Records for the exercise:
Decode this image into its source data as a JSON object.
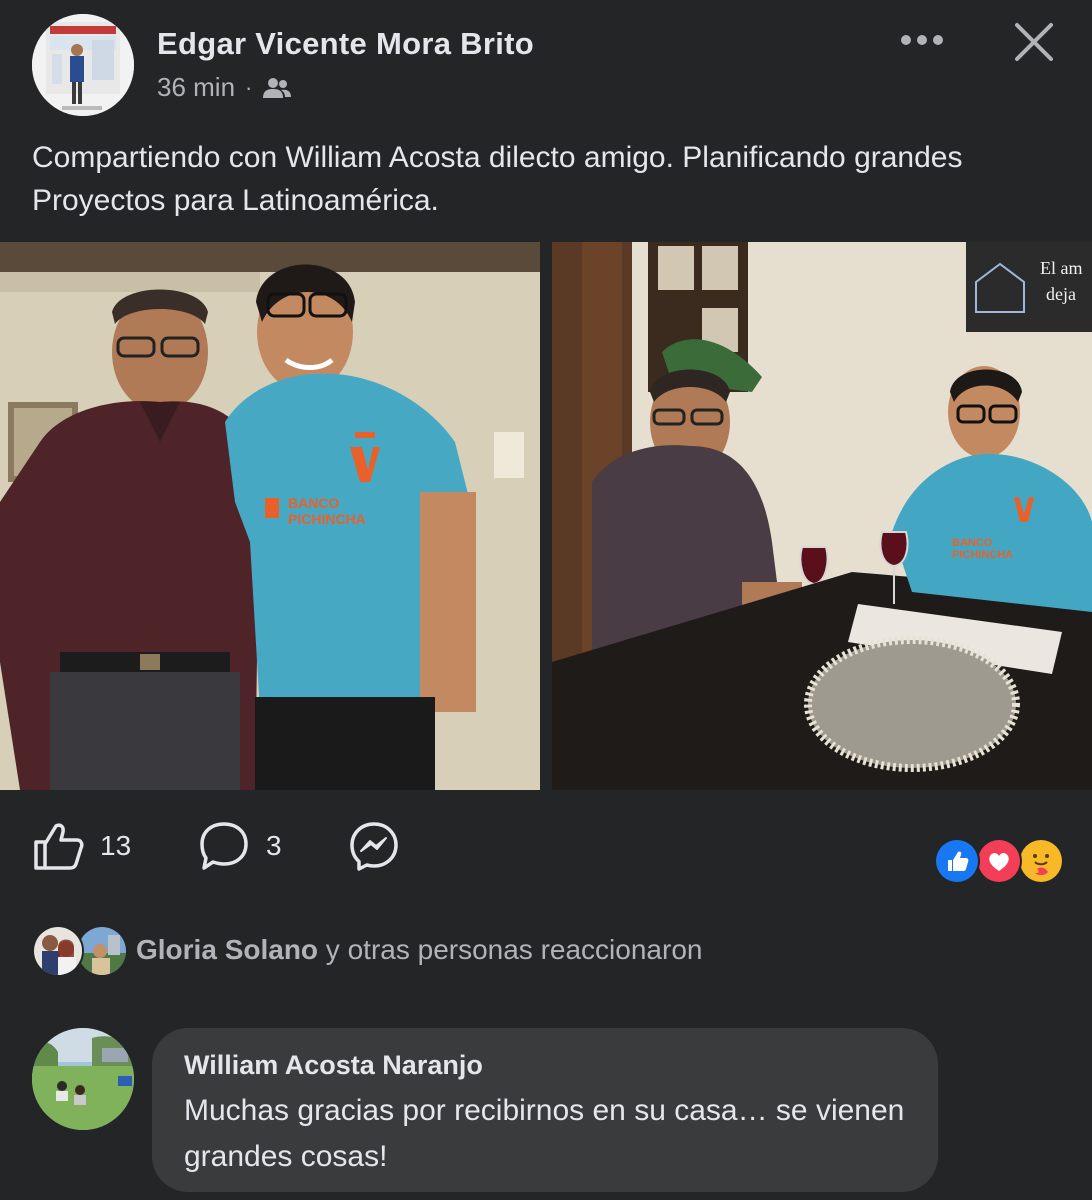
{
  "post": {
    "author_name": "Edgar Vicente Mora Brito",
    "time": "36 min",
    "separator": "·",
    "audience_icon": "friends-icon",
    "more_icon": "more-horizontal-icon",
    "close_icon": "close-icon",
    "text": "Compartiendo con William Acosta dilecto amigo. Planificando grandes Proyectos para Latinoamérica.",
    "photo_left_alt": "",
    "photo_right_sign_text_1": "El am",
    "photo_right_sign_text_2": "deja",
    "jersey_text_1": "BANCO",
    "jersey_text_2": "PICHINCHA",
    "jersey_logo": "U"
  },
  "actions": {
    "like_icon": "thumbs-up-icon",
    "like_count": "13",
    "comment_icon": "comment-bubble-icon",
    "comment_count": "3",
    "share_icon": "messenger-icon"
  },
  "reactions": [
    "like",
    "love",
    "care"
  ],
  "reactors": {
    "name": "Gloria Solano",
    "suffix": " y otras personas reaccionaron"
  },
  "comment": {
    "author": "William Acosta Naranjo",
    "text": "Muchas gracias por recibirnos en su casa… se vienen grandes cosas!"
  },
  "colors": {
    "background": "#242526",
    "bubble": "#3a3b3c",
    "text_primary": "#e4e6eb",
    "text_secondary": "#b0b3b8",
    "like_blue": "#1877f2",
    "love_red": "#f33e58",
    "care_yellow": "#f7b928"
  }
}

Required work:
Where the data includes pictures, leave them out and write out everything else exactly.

Answer box:
Decode this image into its source data as a JSON object.
{
  "post": {
    "author_name": "Edgar Vicente Mora Brito",
    "time": "36 min",
    "separator": "·",
    "audience_icon": "friends-icon",
    "more_icon": "more-horizontal-icon",
    "close_icon": "close-icon",
    "text": "Compartiendo con William Acosta dilecto amigo. Planificando grandes Proyectos para Latinoamérica.",
    "photo_left_alt": "",
    "photo_right_sign_text_1": "El am",
    "photo_right_sign_text_2": "deja",
    "jersey_text_1": "BANCO",
    "jersey_text_2": "PICHINCHA",
    "jersey_logo": "U"
  },
  "actions": {
    "like_icon": "thumbs-up-icon",
    "like_count": "13",
    "comment_icon": "comment-bubble-icon",
    "comment_count": "3",
    "share_icon": "messenger-icon"
  },
  "reactions": [
    "like",
    "love",
    "care"
  ],
  "reactors": {
    "name": "Gloria Solano",
    "suffix": " y otras personas reaccionaron"
  },
  "comment": {
    "author": "William Acosta Naranjo",
    "text": "Muchas gracias por recibirnos en su casa… se vienen grandes cosas!"
  },
  "colors": {
    "background": "#242526",
    "bubble": "#3a3b3c",
    "text_primary": "#e4e6eb",
    "text_secondary": "#b0b3b8",
    "like_blue": "#1877f2",
    "love_red": "#f33e58",
    "care_yellow": "#f7b928"
  }
}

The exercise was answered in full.